Over the eight and a half year period of follow-up 9% of the people in the highest wellbeing group had dies whereas 29% died in the lowest category. After all influencing factors were considered the group with the highest wellbeing were 30% less likely to die over the study period living on average two years longer than those in the lowest wellbeing.

Can a Sense of Purpose Increase your Life Span?

Friday, May 23rd, 2014

logo1267406_mdA new study published in Psychological Science concluded if you feel you have a sense of purpose in life it helps you to live longer, no matter what age you are. The researchers said “Our findings point to the fact that finding a direction for life, and setting overarching goals for what you want to achieve can help you actually live longer, regardless of when you find your purpose.”

Although previous studies have suggested that finding a purpose in life lowers the risk of death above and beyond other factors known to predict longevity, almost no previous studies evaluated whether or not the benefits of purpose vary over time, such as across different developmental periods or after important life transitions.  This study looked at that question.

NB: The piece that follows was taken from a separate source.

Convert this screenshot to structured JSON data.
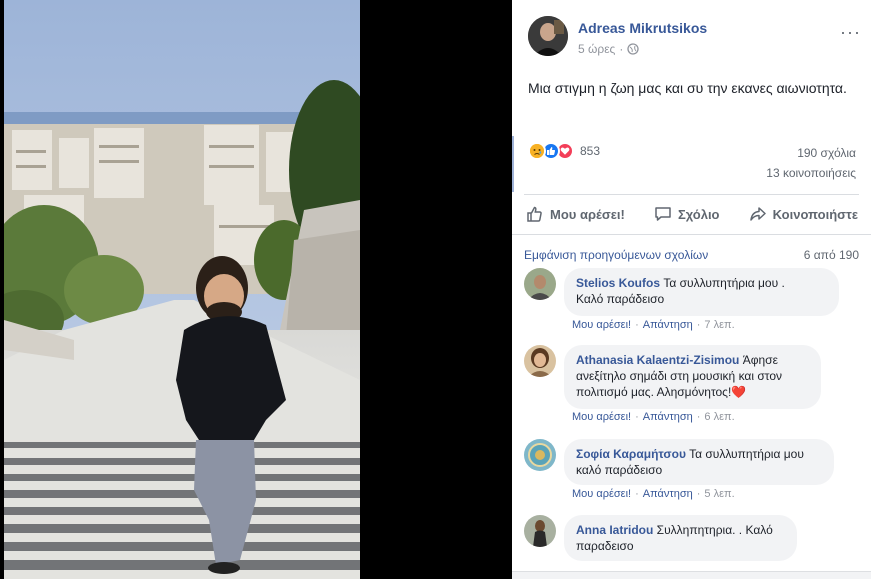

Data from over 6,000 individuals focusing on their purpose in life were evaluated using questions such as “Some people wander aimlessly through life, but I am not one of them.” They also looked at other psychosocial variables to gauge positive relations with others and their experience with positive and negative emotions.

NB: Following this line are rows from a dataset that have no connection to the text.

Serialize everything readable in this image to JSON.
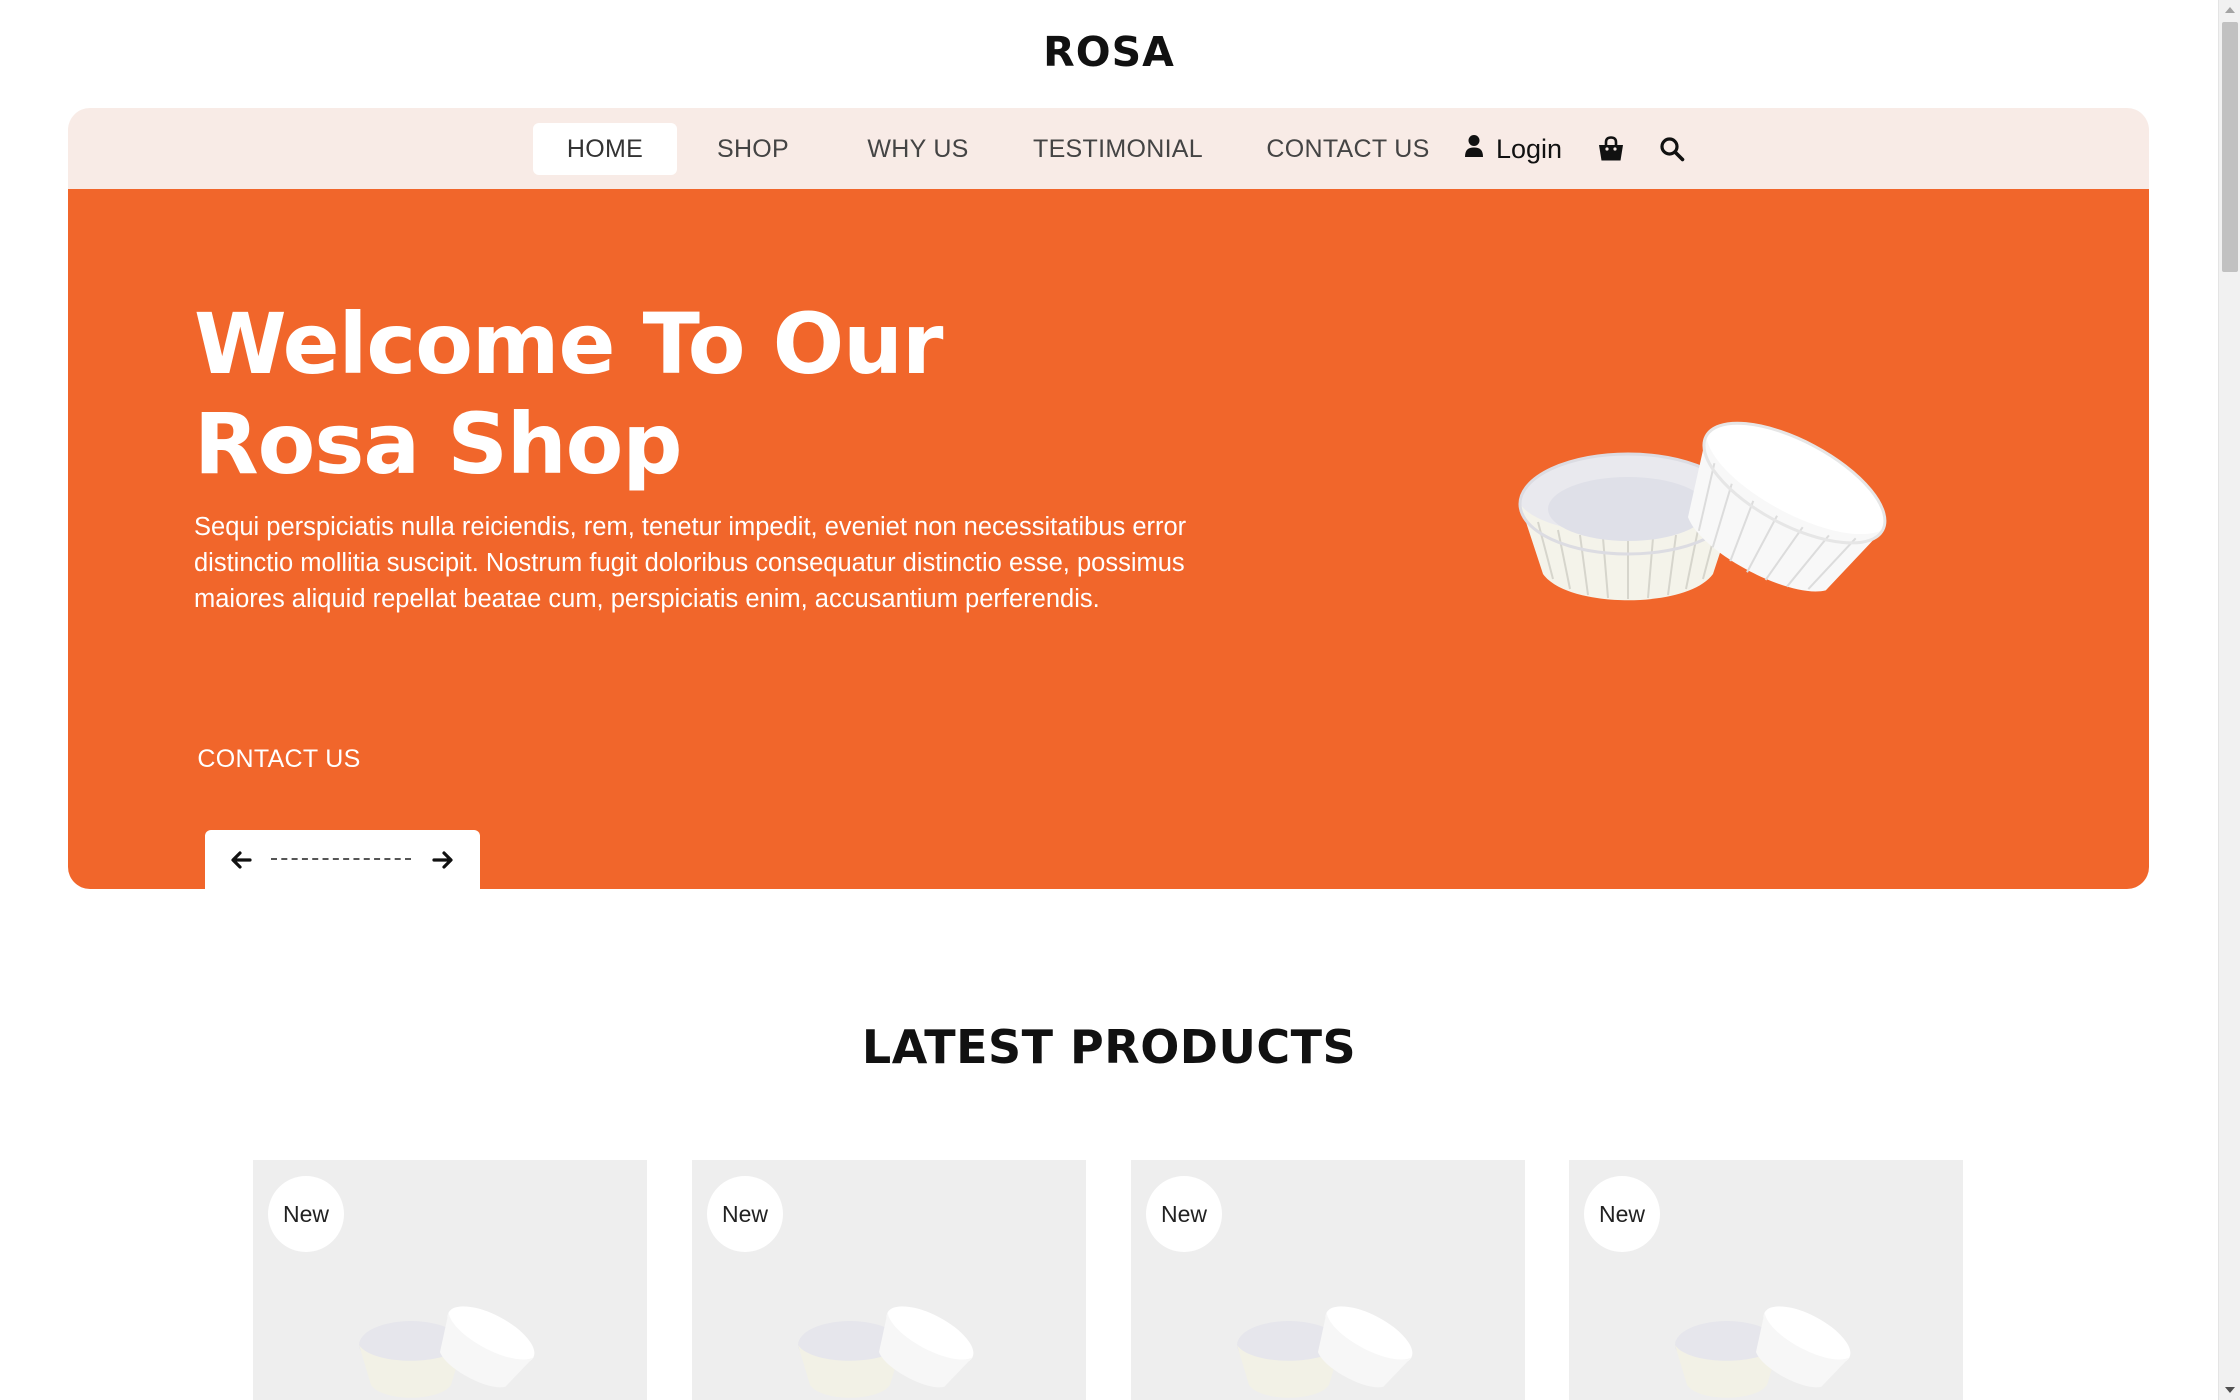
{
  "brand": "ROSA",
  "nav": {
    "items": [
      {
        "label": "HOME",
        "active": true
      },
      {
        "label": "SHOP",
        "active": false
      },
      {
        "label": "WHY US",
        "active": false
      },
      {
        "label": "TESTIMONIAL",
        "active": false
      },
      {
        "label": "CONTACT US",
        "active": false
      }
    ],
    "login_label": "Login",
    "icons": [
      "user-icon",
      "shopping-bag-icon",
      "search-icon"
    ]
  },
  "hero": {
    "title_line1": "Welcome To Our",
    "title_line2": "Rosa Shop",
    "text": "Sequi perspiciatis nulla reiciendis, rem, tenetur impedit, eveniet non necessitatibus error distinctio mollitia suscipit. Nostrum fugit doloribus consequatur distinctio esse, possimus maiores aliquid repellat beatae cum, perspiciatis enim, accusantium perferendis.",
    "button_label": "CONTACT US",
    "image": "cupcake-liners-image",
    "slider_icons": [
      "arrow-left-icon",
      "arrow-right-icon"
    ]
  },
  "latest": {
    "title": "LATEST PRODUCTS",
    "products": [
      {
        "badge": "New",
        "image": "cupcake-liners-image"
      },
      {
        "badge": "New",
        "image": "cupcake-liners-image"
      },
      {
        "badge": "New",
        "image": "cupcake-liners-image"
      },
      {
        "badge": "New",
        "image": "cupcake-liners-image"
      }
    ]
  },
  "colors": {
    "accent": "#f1662b",
    "nav_bg": "#f8ebe6",
    "card_bg": "#eeeeee"
  }
}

Five hundred sixty nine of the 6,000 subjects died over the 14 year follow up period (about 9% of the sample). This group had reported lower purpose in life and lower positive relations than did the survivors. Great purpose in life consistently predicted lower mortality risk across the lifespan and showed the same benefits for young, middle aged, and older subjects across the follow up period. Interesting, purpose had similar benefits for adults regardless of retirement status, a known mortality risk  factor. The researchers reported that these longevity benefits of purpose in life were consistent even after other indicators of psychological well being such as positive relations and positive emotions were considered. Researchers said “These findings suggest that there’s something unique about finding  a purpose that seems to be leading to greater longevity.” Researchers current research is focusing on whetehr or not having a purpose might lead to a healthier lifestyle that influences longevity.